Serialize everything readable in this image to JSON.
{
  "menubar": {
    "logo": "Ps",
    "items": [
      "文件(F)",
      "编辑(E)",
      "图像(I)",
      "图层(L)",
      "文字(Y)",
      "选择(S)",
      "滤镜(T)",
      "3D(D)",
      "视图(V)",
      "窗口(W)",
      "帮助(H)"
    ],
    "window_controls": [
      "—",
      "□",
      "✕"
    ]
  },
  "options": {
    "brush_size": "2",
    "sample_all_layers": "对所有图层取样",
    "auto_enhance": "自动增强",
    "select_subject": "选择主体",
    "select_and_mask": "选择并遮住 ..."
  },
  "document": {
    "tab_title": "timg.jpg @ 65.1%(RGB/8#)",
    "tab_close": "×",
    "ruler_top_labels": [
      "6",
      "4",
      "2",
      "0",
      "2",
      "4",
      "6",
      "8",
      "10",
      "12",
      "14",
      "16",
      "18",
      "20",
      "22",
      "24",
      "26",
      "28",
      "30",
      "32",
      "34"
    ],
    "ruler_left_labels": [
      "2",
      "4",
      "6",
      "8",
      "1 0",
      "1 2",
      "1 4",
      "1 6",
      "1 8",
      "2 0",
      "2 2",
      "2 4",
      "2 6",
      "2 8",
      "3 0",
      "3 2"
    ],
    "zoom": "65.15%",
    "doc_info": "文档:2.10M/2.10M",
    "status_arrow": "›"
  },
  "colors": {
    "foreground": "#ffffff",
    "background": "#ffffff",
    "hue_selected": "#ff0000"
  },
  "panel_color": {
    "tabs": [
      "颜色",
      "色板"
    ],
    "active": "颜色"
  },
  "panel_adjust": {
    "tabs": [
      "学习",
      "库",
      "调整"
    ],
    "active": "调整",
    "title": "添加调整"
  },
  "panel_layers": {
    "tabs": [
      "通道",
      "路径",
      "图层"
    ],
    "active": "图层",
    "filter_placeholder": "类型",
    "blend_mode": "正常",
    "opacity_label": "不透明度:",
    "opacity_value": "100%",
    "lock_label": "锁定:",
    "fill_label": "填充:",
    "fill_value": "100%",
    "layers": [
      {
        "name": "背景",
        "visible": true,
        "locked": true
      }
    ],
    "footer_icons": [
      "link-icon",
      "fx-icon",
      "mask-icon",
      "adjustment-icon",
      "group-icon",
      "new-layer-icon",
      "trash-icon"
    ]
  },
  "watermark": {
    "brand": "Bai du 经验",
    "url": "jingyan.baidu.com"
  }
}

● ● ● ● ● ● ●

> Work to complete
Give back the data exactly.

> Response for this exercise
Serialize everything readable in this image to JSON.
{
  "menubar": {
    "logo": "Ps",
    "items": [
      "文件(F)",
      "编辑(E)",
      "图像(I)",
      "图层(L)",
      "文字(Y)",
      "选择(S)",
      "滤镜(T)",
      "3D(D)",
      "视图(V)",
      "窗口(W)",
      "帮助(H)"
    ],
    "window_controls": [
      "—",
      "□",
      "✕"
    ]
  },
  "options": {
    "brush_size": "2",
    "sample_all_layers": "对所有图层取样",
    "auto_enhance": "自动增强",
    "select_subject": "选择主体",
    "select_and_mask": "选择并遮住 ..."
  },
  "document": {
    "tab_title": "timg.jpg @ 65.1%(RGB/8#)",
    "tab_close": "×",
    "ruler_top_labels": [
      "6",
      "4",
      "2",
      "0",
      "2",
      "4",
      "6",
      "8",
      "10",
      "12",
      "14",
      "16",
      "18",
      "20",
      "22",
      "24",
      "26",
      "28",
      "30",
      "32",
      "34"
    ],
    "ruler_left_labels": [
      "2",
      "4",
      "6",
      "8",
      "1 0",
      "1 2",
      "1 4",
      "1 6",
      "1 8",
      "2 0",
      "2 2",
      "2 4",
      "2 6",
      "2 8",
      "3 0",
      "3 2"
    ],
    "zoom": "65.15%",
    "doc_info": "文档:2.10M/2.10M",
    "status_arrow": "›"
  },
  "colors": {
    "foreground": "#ffffff",
    "background": "#ffffff",
    "hue_selected": "#ff0000"
  },
  "panel_color": {
    "tabs": [
      "颜色",
      "色板"
    ],
    "active": "颜色"
  },
  "panel_adjust": {
    "tabs": [
      "学习",
      "库",
      "调整"
    ],
    "active": "调整",
    "title": "添加调整"
  },
  "panel_layers": {
    "tabs": [
      "通道",
      "路径",
      "图层"
    ],
    "active": "图层",
    "filter_placeholder": "类型",
    "blend_mode": "正常",
    "opacity_label": "不透明度:",
    "opacity_value": "100%",
    "lock_label": "锁定:",
    "fill_label": "填充:",
    "fill_value": "100%",
    "layers": [
      {
        "name": "背景",
        "visible": true,
        "locked": true
      }
    ],
    "footer_icons": [
      "link-icon",
      "fx-icon",
      "mask-icon",
      "adjustment-icon",
      "group-icon",
      "new-layer-icon",
      "trash-icon"
    ]
  },
  "watermark": {
    "brand": "Bai du 经验",
    "url": "jingyan.baidu.com"
  }
}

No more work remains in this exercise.